Editor: In his play titled "The Cocktail Party," the British-American Nobel winning poet and playwright T.S. Eliot wrote, "Half of the harm that is done in this world is due to people who want to feel important. They don't mean to do harm - but the harm does not interest them. Or they do not see it, or they justify it because they are absorbed in the endless struggle to think well of themselves."
My quibble with Eliot's quote is the percentage. I think he underestimated how much harm is caused by "do gooders" who want to think good of themselves and in the process destroy freedoms.
The late Stephen Covey wrote about focusing on your circle of influence versus your circle of concern. His premise related to this was people who focused on things outside of their control usually saw their circle of influence reduced.
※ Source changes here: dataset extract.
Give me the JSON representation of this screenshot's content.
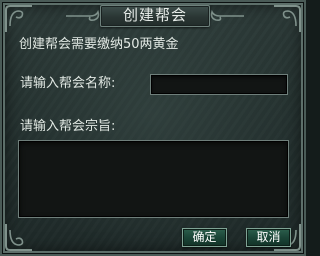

On the other hand, those who focused on things they could truly impact usually saw their circle of influence increase and thus achieved more.
I believe strongly in stewardship and being of service. Frankly, however, I've seen a lot of people get so wound up in doing good for humanity or the Earth, that they really don't get much accomplished. In fact, a true tragedy is when they get so overly angry at their fellow humans that life loses meaning.
In hindsight as a younger person, I probably had a tendency in those directions. Getting married and having a family was probably the best decision(s) I ever made. It provided me with concrete purposes and directions.
We all make our own way in life, and that course may not be for everyone, but you could do a lot worse. Frankly, I think esoteric doing good is way overrated. Being a productive member of society is not.
Jerome C. Lippert